One of the most challenging jobs in costume design is creating a wardrobe for sci-fi films: the costume designer, together with the director, must build a whole new universe from scratch. Michael Kaplan, who got his break working in the wardrobe department for The Sonny & Cher Show, created the look for Ridley Scott’s Blade Runner. “All other designers thought of space suits for its futuristic theme. But to me, the script read as a Humphrey Bogart movie, like film noir. It had an atmosphere of the old Hollywood about it – a Sam Spade feeling – so I gave the film a 1930s and 40s silhouette. We used details from the past instead of the future, changing them to give them a futuristic edge. That’s why Blade Runner had an odd and strange silhouette: it evoked feelings of a period drama but took you to a new place,” Kaplan remembers.


Above: Richard Taylor
Photography: Russell Kleyn


Above: Mary Zophres
Photography: Amanda Marsalis

Mary Zophres, a long-time collaborator with Joel and Ethan Coen, has managed to create her own sartorial calling card. Nine Cohen films in, her most recognisable character is arguably The Dude in The Big Lebowski. “We prep in both verbal and visual ways – it’s a collaborative medium. A Coen script is very evocative in that you automatically picture what the characters will look like when reading it,” Zophres says. For her, The Dude’s appearance was summed up when the script described him as “terminally relaxed”.

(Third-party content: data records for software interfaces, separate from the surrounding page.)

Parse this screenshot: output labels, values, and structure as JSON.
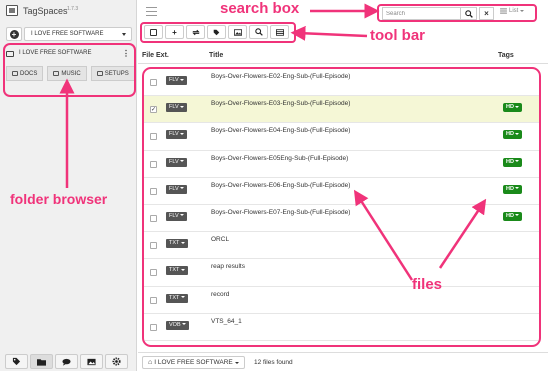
{
  "app": {
    "name": "TagSpaces",
    "version": "1.7.3"
  },
  "location": {
    "current": "I LOVE FREE SOFTWARE"
  },
  "folder": {
    "title": "I LOVE FREE SOFTWARE",
    "subfolders": [
      "DOCS",
      "MUSIC",
      "SETUPS"
    ]
  },
  "search": {
    "placeholder": "Search",
    "clear_label": "×"
  },
  "view": {
    "mode": "List"
  },
  "table": {
    "columns": [
      "File Ext.",
      "Title",
      "Tags"
    ],
    "rows": [
      {
        "ext": "FLV",
        "title": "Boys-Over-Flowers-E02-Eng-Sub-(Full-Episode)",
        "tag": "",
        "checked": false
      },
      {
        "ext": "FLV",
        "title": "Boys-Over-Flowers-E03-Eng-Sub-(Full-Episode)",
        "tag": "HD",
        "checked": true
      },
      {
        "ext": "FLV",
        "title": "Boys-Over-Flowers-E04-Eng-Sub-(Full-Episode)",
        "tag": "HD",
        "checked": false
      },
      {
        "ext": "FLV",
        "title": "Boys-Over-Flowers-E05Eng-Sub-(Full-Episode)",
        "tag": "HD",
        "checked": false
      },
      {
        "ext": "FLV",
        "title": "Boys-Over-Flowers-E06-Eng-Sub-(Full-Episode)",
        "tag": "HD",
        "checked": false
      },
      {
        "ext": "FLV",
        "title": "Boys-Over-Flowers-E07-Eng-Sub-(Full-Episode)",
        "tag": "HD",
        "checked": false
      },
      {
        "ext": "TXT",
        "title": "ORCL",
        "tag": "",
        "checked": false
      },
      {
        "ext": "TXT",
        "title": "reap results",
        "tag": "",
        "checked": false
      },
      {
        "ext": "TXT",
        "title": "record",
        "tag": "",
        "checked": false
      },
      {
        "ext": "VOB",
        "title": "VTS_64_1",
        "tag": "",
        "checked": false
      }
    ]
  },
  "status": {
    "location": "I LOVE FREE SOFTWARE",
    "count": "12 files found"
  },
  "toolbar_icons": [
    "checkbox-icon",
    "plus-icon",
    "refresh-icon",
    "tag-icon",
    "image-icon",
    "zoom-icon",
    "table-icon"
  ],
  "bottom_tools": [
    "tag-icon",
    "folder-icon",
    "chat-icon",
    "image-icon",
    "gear-icon"
  ],
  "annotations": {
    "search_box": "search box",
    "tool_bar": "tool bar",
    "folder_browser": "folder browser",
    "files": "files"
  },
  "colors": {
    "annotation": "#f0337a",
    "tag_green": "#1a8a1a",
    "selected_row": "#f5f7d6"
  }
}
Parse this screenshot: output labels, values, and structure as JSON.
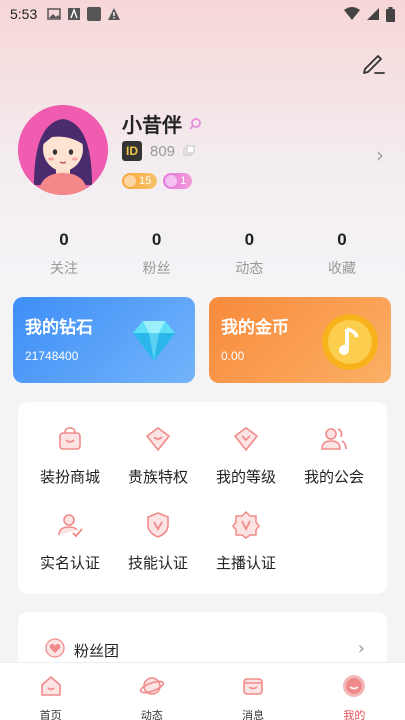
{
  "status_bar": {
    "time": "5:53"
  },
  "profile": {
    "name": "小昔伴",
    "id_tag": "ID",
    "id": "809",
    "badges": [
      {
        "value": "15"
      },
      {
        "value": "1"
      }
    ]
  },
  "stats": [
    {
      "value": "0",
      "label": "关注"
    },
    {
      "value": "0",
      "label": "粉丝"
    },
    {
      "value": "0",
      "label": "动态"
    },
    {
      "value": "0",
      "label": "收藏"
    }
  ],
  "wallet": {
    "diamond": {
      "title": "我的钻石",
      "amount": "21748400"
    },
    "gold": {
      "title": "我的金币",
      "amount": "0.00"
    }
  },
  "menu": [
    {
      "label": "装扮商城",
      "icon": "shop-bag-icon"
    },
    {
      "label": "贵族特权",
      "icon": "noble-heart-icon"
    },
    {
      "label": "我的等级",
      "icon": "level-heart-icon"
    },
    {
      "label": "我的公会",
      "icon": "guild-people-icon"
    },
    {
      "label": "实名认证",
      "icon": "verified-person-icon"
    },
    {
      "label": "技能认证",
      "icon": "skill-shield-icon"
    },
    {
      "label": "主播认证",
      "icon": "anchor-badge-icon"
    }
  ],
  "fan_club": {
    "label": "粉丝团"
  },
  "tabs": [
    {
      "label": "首页",
      "icon": "home-icon"
    },
    {
      "label": "动态",
      "icon": "planet-icon"
    },
    {
      "label": "消息",
      "icon": "message-icon"
    },
    {
      "label": "我的",
      "icon": "profile-icon",
      "active": true
    }
  ],
  "colors": {
    "accent": "#e34d59",
    "diamond": "#3e8ef7",
    "gold": "#f88a3b"
  }
}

“Jeff character lived in the Venice area of Los Angeles, and it doesn’t get much more laid-back than that. I bought all his clothes – slouchy knits, trousers with elasticated waists – in local thrift shops. It was important to maintain that beach vibe,” she recalls. The film’s most iconic scene, when The Dude walks into a supermarket and pays for a carton of milk with a cheque, shows how costume design can hammer home the point: “Jeff was wearing a T-shirt and shorts but for that scene I made him wear a bathrobe on top – they don’t call him The Dude for nothing.”